Thursday, 24 September 2009
Olivier Klein and colleagues invited 77 normal-weight student participants to the psychology lab on the premise that they were to be observed having a introductory conversation with another student. The participants were shown a photo of the person they would be meeting and asked to provide some auto-biographical information before the meeting took place. Crucially, half the participants were shown a photo of an obese student, whereas the other participants were shown a picture of a normal-weight student.
The key finding was that participants expecting to have a conversation with an obese student were much quicker to indicate that words like "powerful", "strong" and "dominant" matched their self-concept than were participants expecting to have a conversation with a normal-weight student. This effect was specific to power-related concepts. There was no difference for socially positive concepts like "friendly" or "outgoing".
Moreover, participants expecting to chat to an overweight student reported feeling more socially powerful as revealed by their agreement with statements like "I could make the interaction more enjoyable for my partner" and "I expect that my partner will like me more than I like him". Finally, participants waiting to talk to an overweight partner also tended to rate their partner more negatively, and were more likely to say that obesity is due to lack of willpower.

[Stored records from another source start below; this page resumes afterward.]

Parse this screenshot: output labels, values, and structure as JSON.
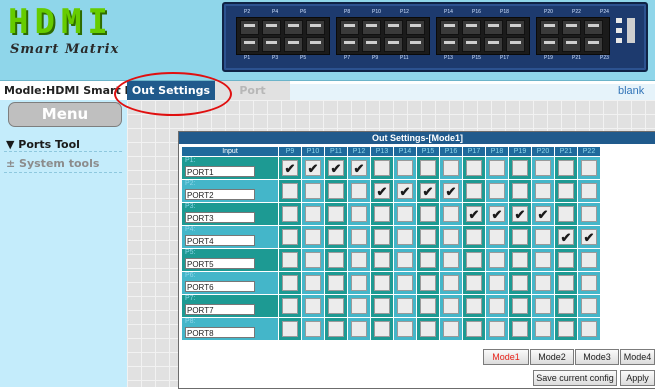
{
  "header": {
    "logo_title": "HDMI",
    "logo_subtitle": "Smart Matrix",
    "device_ports_top": [
      "P2",
      "P4",
      "P6",
      "P8",
      "P10",
      "P12",
      "P14",
      "P16",
      "P18",
      "P20",
      "P22",
      "P24"
    ],
    "device_ports_bottom": [
      "P1",
      "P3",
      "P5",
      "P7",
      "P9",
      "P11",
      "P13",
      "P15",
      "P17",
      "P19",
      "P21",
      "P23"
    ]
  },
  "nav": {
    "model_label": "Modle:HDMI Smart Matrix",
    "tabs": [
      {
        "label": "Out Settings",
        "active": true
      },
      {
        "label": "Port Setting",
        "active": false
      }
    ],
    "blank_tab": "blank"
  },
  "sidebar": {
    "menu_title": "Menu",
    "items": [
      {
        "label": "▼ Ports Tool",
        "icon": "triangle-down-icon"
      },
      {
        "label": "± System tools",
        "icon": "plus-minus-icon"
      }
    ]
  },
  "panel": {
    "title": "Out Settings-[Mode1]",
    "input_header": "Input",
    "output_headers": [
      "P9",
      "P10",
      "P11",
      "P12",
      "P13",
      "P14",
      "P15",
      "P16",
      "P17",
      "P18",
      "P19",
      "P20",
      "P21",
      "P22"
    ],
    "rows": [
      {
        "port": "P1:",
        "name": "PORT1",
        "checked": [
          true,
          true,
          true,
          true,
          false,
          false,
          false,
          false,
          false,
          false,
          false,
          false,
          false,
          false
        ]
      },
      {
        "port": "P2:",
        "name": "PORT2",
        "checked": [
          false,
          false,
          false,
          false,
          true,
          true,
          true,
          true,
          false,
          false,
          false,
          false,
          false,
          false
        ]
      },
      {
        "port": "P3:",
        "name": "PORT3",
        "checked": [
          false,
          false,
          false,
          false,
          false,
          false,
          false,
          false,
          true,
          true,
          true,
          true,
          false,
          false
        ]
      },
      {
        "port": "P4:",
        "name": "PORT4",
        "checked": [
          false,
          false,
          false,
          false,
          false,
          false,
          false,
          false,
          false,
          false,
          false,
          false,
          true,
          true
        ]
      },
      {
        "port": "P5:",
        "name": "PORT5",
        "checked": [
          false,
          false,
          false,
          false,
          false,
          false,
          false,
          false,
          false,
          false,
          false,
          false,
          false,
          false
        ]
      },
      {
        "port": "P6:",
        "name": "PORT6",
        "checked": [
          false,
          false,
          false,
          false,
          false,
          false,
          false,
          false,
          false,
          false,
          false,
          false,
          false,
          false
        ]
      },
      {
        "port": "P7:",
        "name": "PORT7",
        "checked": [
          false,
          false,
          false,
          false,
          false,
          false,
          false,
          false,
          false,
          false,
          false,
          false,
          false,
          false
        ]
      },
      {
        "port": "P8:",
        "name": "PORT8",
        "checked": [
          false,
          false,
          false,
          false,
          false,
          false,
          false,
          false,
          false,
          false,
          false,
          false,
          false,
          false
        ]
      }
    ],
    "mode_buttons": [
      "Mode1",
      "Mode2",
      "Mode3",
      "Mode4"
    ],
    "active_mode": "Mode1",
    "save_button": "Save current config",
    "apply_button": "Apply"
  },
  "colors": {
    "header_bg": "#8fd6ea",
    "logo_green": "#66cc00",
    "device_blue": "#1d3a6e",
    "active_tab": "#205a8c",
    "sidebar_bg": "#c4ecfb",
    "row_teal": "#1d9a93",
    "row_cyan": "#44b6c9",
    "annotation_red": "#e01010",
    "active_mode_text": "#e8241b"
  }
}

"Participants' feeling of empowerment when interacting with an obese person may be based on the activation of obese people's status in American society today," the researchers said. "The perception of this lower status may have been used as a 'cue' triggering a perception of empowerment by the perceiver."
Klein, O., Snyder, M., & Gonzalez, R. (2009). Stigma and Social Power: Expecting to Interact with an Obese Person Activates Power in the Self-concept. Self and Identity, 8 (4), 378-395 DOI: 10.1080/15298860802391413
Post written by Christian Jarrett (@psych_writer) for the BPS Research Digest.